• Instructions for the task: From the first line to the last, give the data again exactly.

[[ Provided records, beginning ]]

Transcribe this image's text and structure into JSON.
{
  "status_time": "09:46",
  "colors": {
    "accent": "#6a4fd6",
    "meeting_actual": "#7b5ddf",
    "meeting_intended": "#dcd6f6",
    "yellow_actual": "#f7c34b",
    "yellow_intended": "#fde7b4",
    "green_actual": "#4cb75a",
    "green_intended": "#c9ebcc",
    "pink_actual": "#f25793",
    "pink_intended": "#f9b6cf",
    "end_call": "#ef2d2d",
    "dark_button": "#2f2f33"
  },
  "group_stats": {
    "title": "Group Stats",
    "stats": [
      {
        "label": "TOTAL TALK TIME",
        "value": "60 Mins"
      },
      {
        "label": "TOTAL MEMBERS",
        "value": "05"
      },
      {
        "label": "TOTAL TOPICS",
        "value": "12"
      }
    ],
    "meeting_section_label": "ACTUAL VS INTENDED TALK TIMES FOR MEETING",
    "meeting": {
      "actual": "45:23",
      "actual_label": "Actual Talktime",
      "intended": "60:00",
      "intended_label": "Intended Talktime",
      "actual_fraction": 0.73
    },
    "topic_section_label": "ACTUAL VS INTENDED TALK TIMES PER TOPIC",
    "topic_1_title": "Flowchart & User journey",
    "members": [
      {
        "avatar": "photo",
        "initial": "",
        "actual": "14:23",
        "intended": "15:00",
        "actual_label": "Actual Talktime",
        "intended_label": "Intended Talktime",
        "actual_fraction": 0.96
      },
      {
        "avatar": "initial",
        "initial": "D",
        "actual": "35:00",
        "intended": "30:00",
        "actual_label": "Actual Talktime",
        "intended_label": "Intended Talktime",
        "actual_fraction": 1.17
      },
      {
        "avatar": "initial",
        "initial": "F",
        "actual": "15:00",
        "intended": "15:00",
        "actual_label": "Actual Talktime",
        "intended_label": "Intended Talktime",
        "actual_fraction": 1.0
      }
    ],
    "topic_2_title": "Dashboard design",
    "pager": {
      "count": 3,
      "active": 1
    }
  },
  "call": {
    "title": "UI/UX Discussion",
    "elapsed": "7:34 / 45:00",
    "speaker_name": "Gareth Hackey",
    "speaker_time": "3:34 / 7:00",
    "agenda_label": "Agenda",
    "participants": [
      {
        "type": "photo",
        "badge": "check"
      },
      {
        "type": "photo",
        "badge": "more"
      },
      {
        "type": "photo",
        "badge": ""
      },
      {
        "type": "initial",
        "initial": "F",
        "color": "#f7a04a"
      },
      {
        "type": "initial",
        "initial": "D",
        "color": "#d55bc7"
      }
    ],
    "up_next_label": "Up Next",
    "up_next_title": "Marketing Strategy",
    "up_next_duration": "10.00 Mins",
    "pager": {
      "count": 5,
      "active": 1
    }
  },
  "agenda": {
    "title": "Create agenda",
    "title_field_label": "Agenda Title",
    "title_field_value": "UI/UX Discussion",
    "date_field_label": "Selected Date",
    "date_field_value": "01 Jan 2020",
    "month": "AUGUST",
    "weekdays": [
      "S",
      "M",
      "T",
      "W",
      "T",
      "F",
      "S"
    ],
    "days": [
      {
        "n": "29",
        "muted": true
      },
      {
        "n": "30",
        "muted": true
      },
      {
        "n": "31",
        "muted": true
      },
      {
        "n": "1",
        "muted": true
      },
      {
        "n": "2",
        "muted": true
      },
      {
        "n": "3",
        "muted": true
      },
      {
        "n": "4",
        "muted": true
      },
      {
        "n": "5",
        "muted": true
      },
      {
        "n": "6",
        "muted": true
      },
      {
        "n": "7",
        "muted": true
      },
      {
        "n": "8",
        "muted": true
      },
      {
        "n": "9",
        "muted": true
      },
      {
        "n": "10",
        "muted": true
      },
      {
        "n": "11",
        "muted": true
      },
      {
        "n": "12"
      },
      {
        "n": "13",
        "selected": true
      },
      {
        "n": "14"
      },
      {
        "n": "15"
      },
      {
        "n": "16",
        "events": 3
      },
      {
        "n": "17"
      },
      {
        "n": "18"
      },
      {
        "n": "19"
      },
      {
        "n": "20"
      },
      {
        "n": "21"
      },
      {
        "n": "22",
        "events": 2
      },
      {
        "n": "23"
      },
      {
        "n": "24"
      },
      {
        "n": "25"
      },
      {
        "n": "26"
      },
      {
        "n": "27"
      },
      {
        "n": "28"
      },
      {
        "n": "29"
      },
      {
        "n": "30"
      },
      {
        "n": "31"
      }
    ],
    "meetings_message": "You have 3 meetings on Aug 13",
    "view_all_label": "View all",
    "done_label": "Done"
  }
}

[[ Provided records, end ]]

• Answer for this exercise:
Transcribe this image's text and structure into JSON.
{
  "status_time": "09:46",
  "colors": {
    "accent": "#6a4fd6",
    "meeting_actual": "#7b5ddf",
    "meeting_intended": "#dcd6f6",
    "yellow_actual": "#f7c34b",
    "yellow_intended": "#fde7b4",
    "green_actual": "#4cb75a",
    "green_intended": "#c9ebcc",
    "pink_actual": "#f25793",
    "pink_intended": "#f9b6cf",
    "end_call": "#ef2d2d",
    "dark_button": "#2f2f33"
  },
  "group_stats": {
    "title": "Group Stats",
    "stats": [
      {
        "label": "TOTAL TALK TIME",
        "value": "60 Mins"
      },
      {
        "label": "TOTAL MEMBERS",
        "value": "05"
      },
      {
        "label": "TOTAL TOPICS",
        "value": "12"
      }
    ],
    "meeting_section_label": "ACTUAL VS INTENDED TALK TIMES FOR MEETING",
    "meeting": {
      "actual": "45:23",
      "actual_label": "Actual Talktime",
      "intended": "60:00",
      "intended_label": "Intended Talktime",
      "actual_fraction": 0.73
    },
    "topic_section_label": "ACTUAL VS INTENDED TALK TIMES PER TOPIC",
    "topic_1_title": "Flowchart & User journey",
    "members": [
      {
        "avatar": "photo",
        "initial": "",
        "actual": "14:23",
        "intended": "15:00",
        "actual_label": "Actual Talktime",
        "intended_label": "Intended Talktime",
        "actual_fraction": 0.96
      },
      {
        "avatar": "initial",
        "initial": "D",
        "actual": "35:00",
        "intended": "30:00",
        "actual_label": "Actual Talktime",
        "intended_label": "Intended Talktime",
        "actual_fraction": 1.17
      },
      {
        "avatar": "initial",
        "initial": "F",
        "actual": "15:00",
        "intended": "15:00",
        "actual_label": "Actual Talktime",
        "intended_label": "Intended Talktime",
        "actual_fraction": 1.0
      }
    ],
    "topic_2_title": "Dashboard design",
    "pager": {
      "count": 3,
      "active": 1
    }
  },
  "call": {
    "title": "UI/UX Discussion",
    "elapsed": "7:34 / 45:00",
    "speaker_name": "Gareth Hackey",
    "speaker_time": "3:34 / 7:00",
    "agenda_label": "Agenda",
    "participants": [
      {
        "type": "photo",
        "badge": "check"
      },
      {
        "type": "photo",
        "badge": "more"
      },
      {
        "type": "photo",
        "badge": ""
      },
      {
        "type": "initial",
        "initial": "F",
        "color": "#f7a04a"
      },
      {
        "type": "initial",
        "initial": "D",
        "color": "#d55bc7"
      }
    ],
    "up_next_label": "Up Next",
    "up_next_title": "Marketing Strategy",
    "up_next_duration": "10.00 Mins",
    "pager": {
      "count": 5,
      "active": 1
    }
  },
  "agenda": {
    "title": "Create agenda",
    "title_field_label": "Agenda Title",
    "title_field_value": "UI/UX Discussion",
    "date_field_label": "Selected Date",
    "date_field_value": "01 Jan 2020",
    "month": "AUGUST",
    "weekdays": [
      "S",
      "M",
      "T",
      "W",
      "T",
      "F",
      "S"
    ],
    "days": [
      {
        "n": "29",
        "muted": true
      },
      {
        "n": "30",
        "muted": true
      },
      {
        "n": "31",
        "muted": true
      },
      {
        "n": "1",
        "muted": true
      },
      {
        "n": "2",
        "muted": true
      },
      {
        "n": "3",
        "muted": true
      },
      {
        "n": "4",
        "muted": true
      },
      {
        "n": "5",
        "muted": true
      },
      {
        "n": "6",
        "muted": true
      },
      {
        "n": "7",
        "muted": true
      },
      {
        "n": "8",
        "muted": true
      },
      {
        "n": "9",
        "muted": true
      },
      {
        "n": "10",
        "muted": true
      },
      {
        "n": "11",
        "muted": true
      },
      {
        "n": "12"
      },
      {
        "n": "13",
        "selected": true
      },
      {
        "n": "14"
      },
      {
        "n": "15"
      },
      {
        "n": "16",
        "events": 3
      },
      {
        "n": "17"
      },
      {
        "n": "18"
      },
      {
        "n": "19"
      },
      {
        "n": "20"
      },
      {
        "n": "21"
      },
      {
        "n": "22",
        "events": 2
      },
      {
        "n": "23"
      },
      {
        "n": "24"
      },
      {
        "n": "25"
      },
      {
        "n": "26"
      },
      {
        "n": "27"
      },
      {
        "n": "28"
      },
      {
        "n": "29"
      },
      {
        "n": "30"
      },
      {
        "n": "31"
      }
    ],
    "meetings_message": "You have 3 meetings on Aug 13",
    "view_all_label": "View all",
    "done_label": "Done"
  }
}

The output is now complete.